* Exercise prompt
Look through the material that follows and show every line with the string "repost".

* Entries supplied
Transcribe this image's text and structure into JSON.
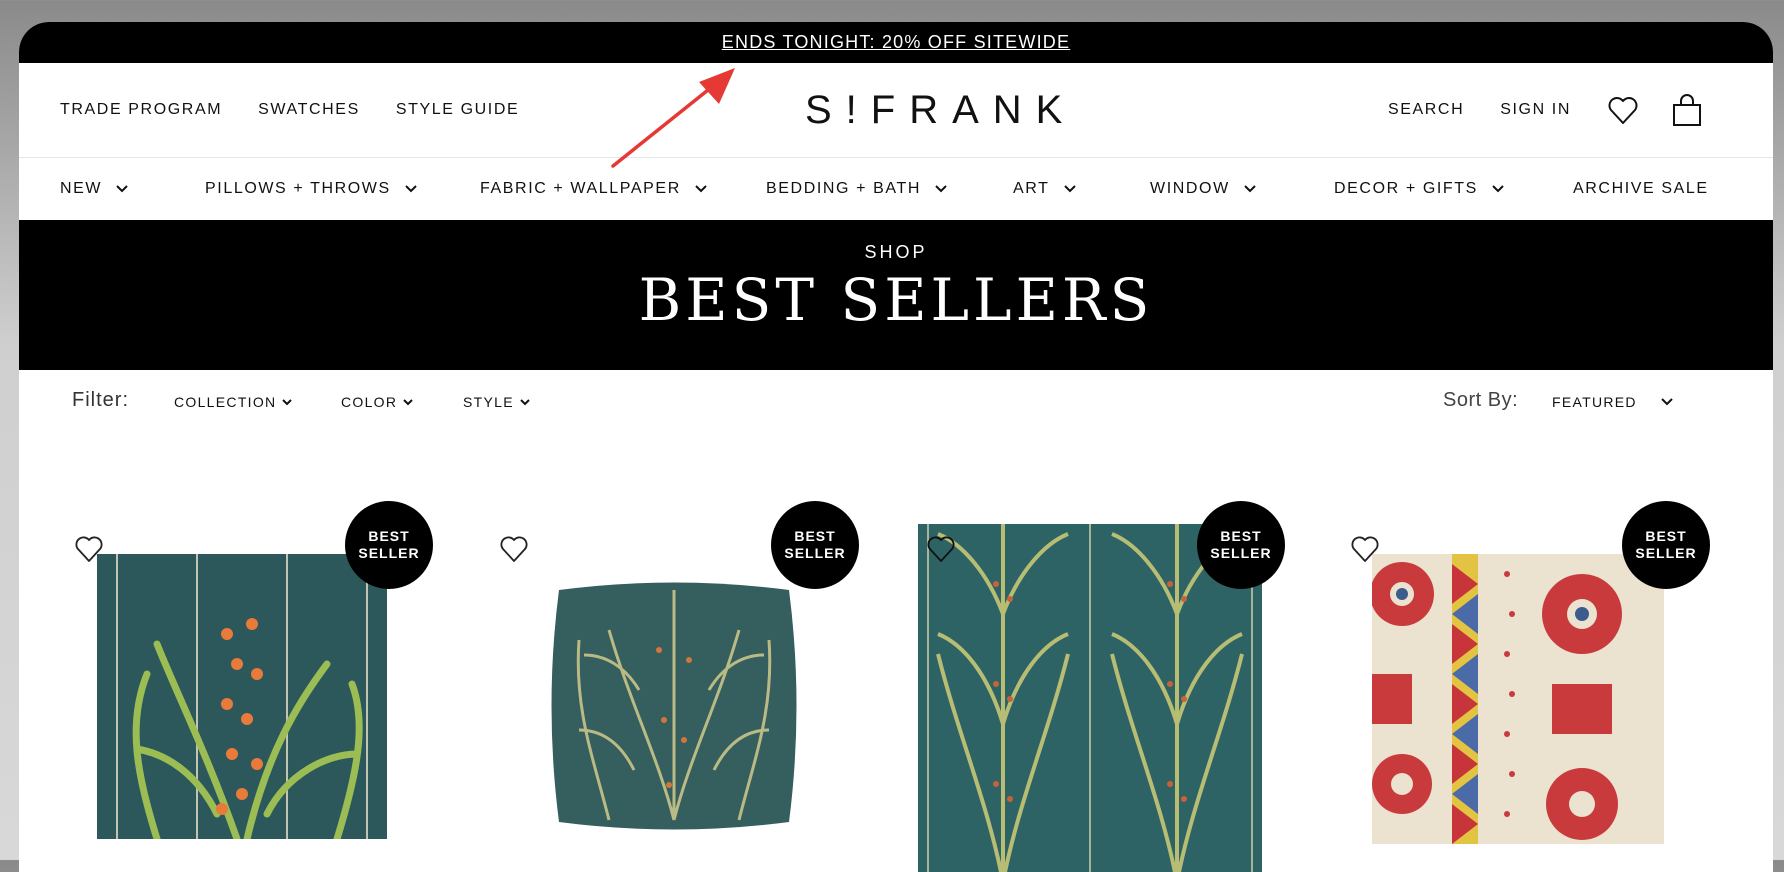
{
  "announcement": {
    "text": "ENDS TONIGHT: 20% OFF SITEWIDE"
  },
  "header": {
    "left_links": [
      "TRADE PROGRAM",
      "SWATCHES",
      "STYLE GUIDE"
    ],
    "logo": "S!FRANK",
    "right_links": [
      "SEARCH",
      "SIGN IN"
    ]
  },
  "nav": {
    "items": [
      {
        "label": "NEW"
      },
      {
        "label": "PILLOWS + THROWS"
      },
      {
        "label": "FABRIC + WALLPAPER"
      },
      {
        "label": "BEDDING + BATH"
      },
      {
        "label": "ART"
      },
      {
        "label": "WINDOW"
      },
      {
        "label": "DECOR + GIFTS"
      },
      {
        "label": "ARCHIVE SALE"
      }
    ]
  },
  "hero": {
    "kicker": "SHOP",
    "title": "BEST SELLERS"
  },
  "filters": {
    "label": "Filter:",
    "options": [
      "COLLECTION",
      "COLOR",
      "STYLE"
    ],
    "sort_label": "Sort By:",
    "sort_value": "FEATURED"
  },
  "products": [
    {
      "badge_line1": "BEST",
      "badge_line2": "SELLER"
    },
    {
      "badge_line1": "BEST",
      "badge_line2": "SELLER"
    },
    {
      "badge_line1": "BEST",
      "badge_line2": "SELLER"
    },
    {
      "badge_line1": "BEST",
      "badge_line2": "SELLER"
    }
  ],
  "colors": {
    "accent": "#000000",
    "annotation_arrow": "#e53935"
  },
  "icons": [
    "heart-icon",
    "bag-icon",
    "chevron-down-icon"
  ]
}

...

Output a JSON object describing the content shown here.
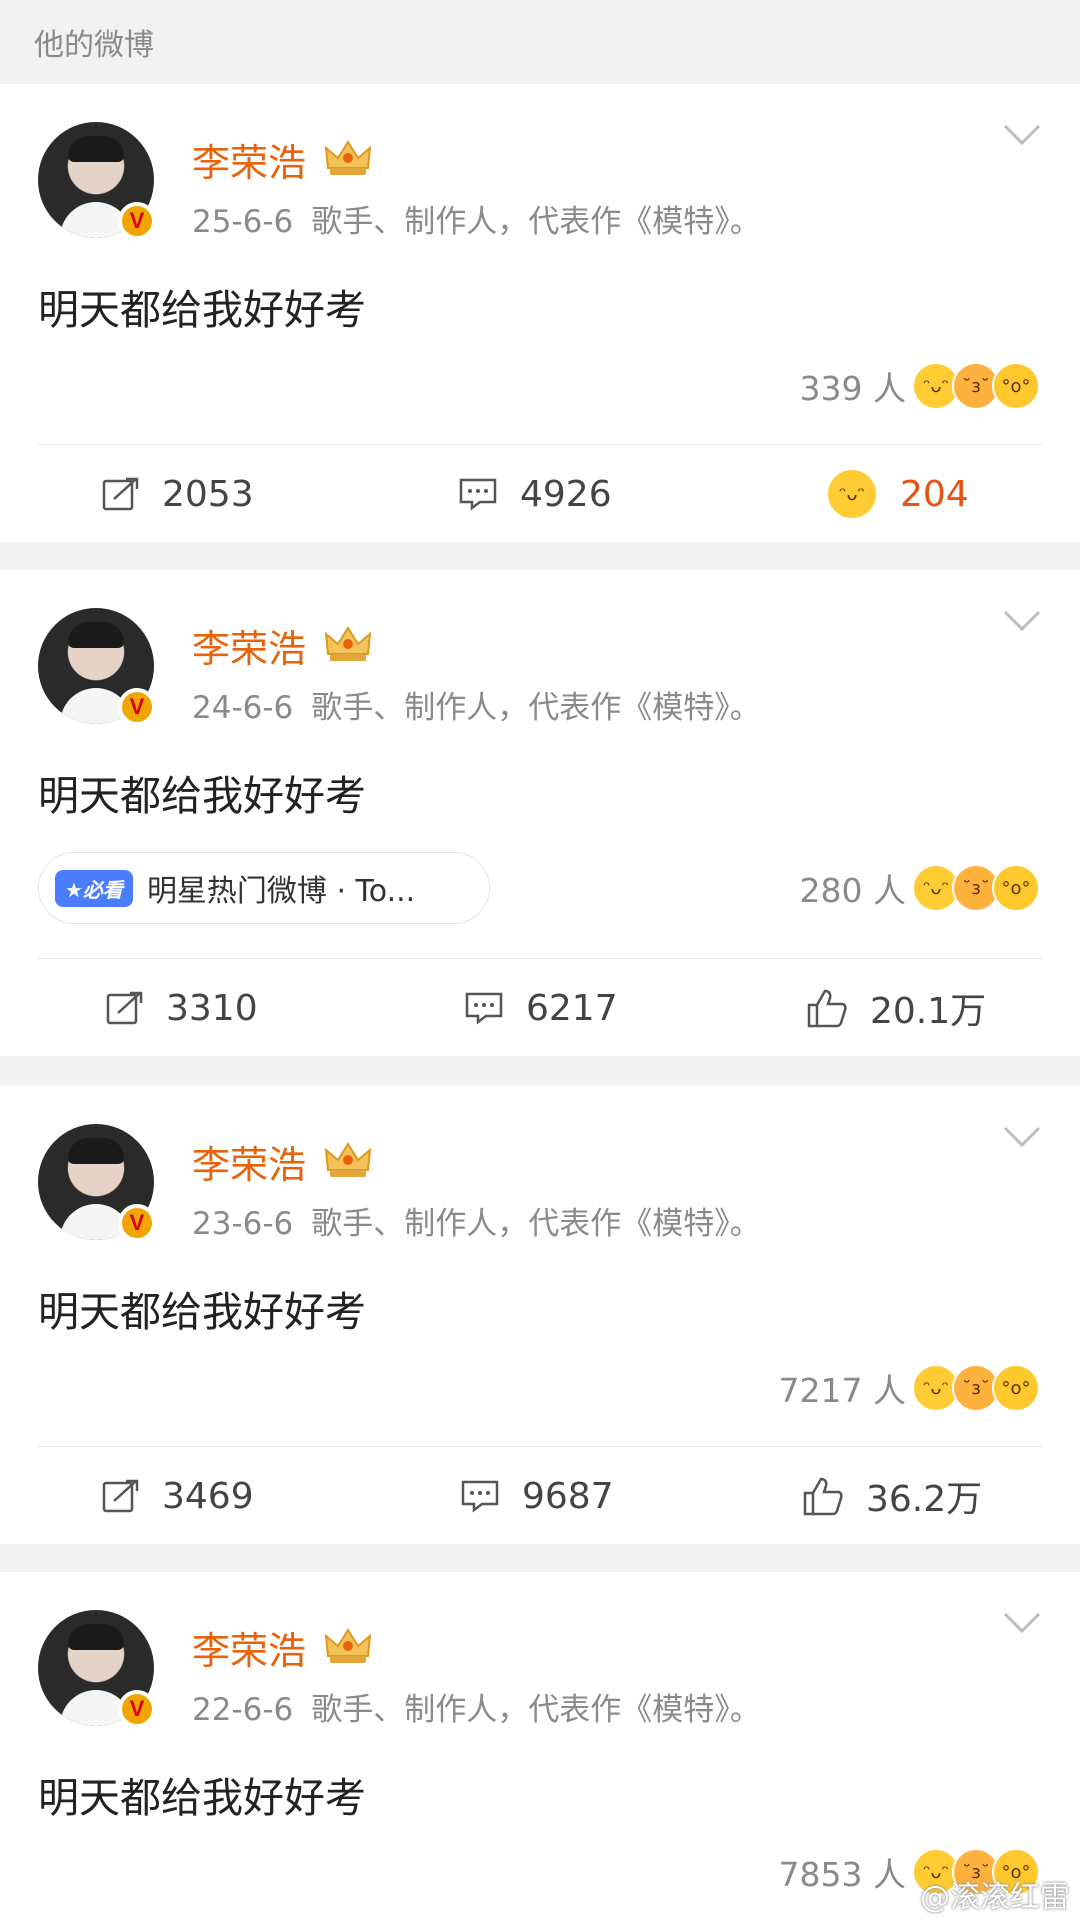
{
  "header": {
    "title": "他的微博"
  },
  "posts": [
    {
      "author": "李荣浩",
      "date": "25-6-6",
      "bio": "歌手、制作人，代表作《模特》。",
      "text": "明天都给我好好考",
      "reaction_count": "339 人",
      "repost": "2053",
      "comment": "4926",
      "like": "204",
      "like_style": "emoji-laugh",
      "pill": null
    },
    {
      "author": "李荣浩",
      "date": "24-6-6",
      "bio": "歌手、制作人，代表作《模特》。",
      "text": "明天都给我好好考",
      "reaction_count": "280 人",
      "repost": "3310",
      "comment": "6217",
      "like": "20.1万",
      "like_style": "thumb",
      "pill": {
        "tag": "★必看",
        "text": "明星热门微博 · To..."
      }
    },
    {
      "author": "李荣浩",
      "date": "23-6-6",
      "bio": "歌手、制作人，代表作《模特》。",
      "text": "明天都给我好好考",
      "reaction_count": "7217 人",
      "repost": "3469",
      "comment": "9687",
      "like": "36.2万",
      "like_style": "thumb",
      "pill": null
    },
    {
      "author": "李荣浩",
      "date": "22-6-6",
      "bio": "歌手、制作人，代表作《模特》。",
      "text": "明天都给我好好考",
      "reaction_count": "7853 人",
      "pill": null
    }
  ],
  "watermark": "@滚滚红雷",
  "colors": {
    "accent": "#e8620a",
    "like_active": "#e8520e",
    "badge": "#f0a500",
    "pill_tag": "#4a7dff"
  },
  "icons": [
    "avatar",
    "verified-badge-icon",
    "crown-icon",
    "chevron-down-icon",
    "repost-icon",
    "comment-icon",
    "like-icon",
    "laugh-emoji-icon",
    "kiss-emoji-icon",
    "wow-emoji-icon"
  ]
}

* Reply
      "repost": "2053",
      "repost": "3310",
      "repost": "3469",
    "repost-icon",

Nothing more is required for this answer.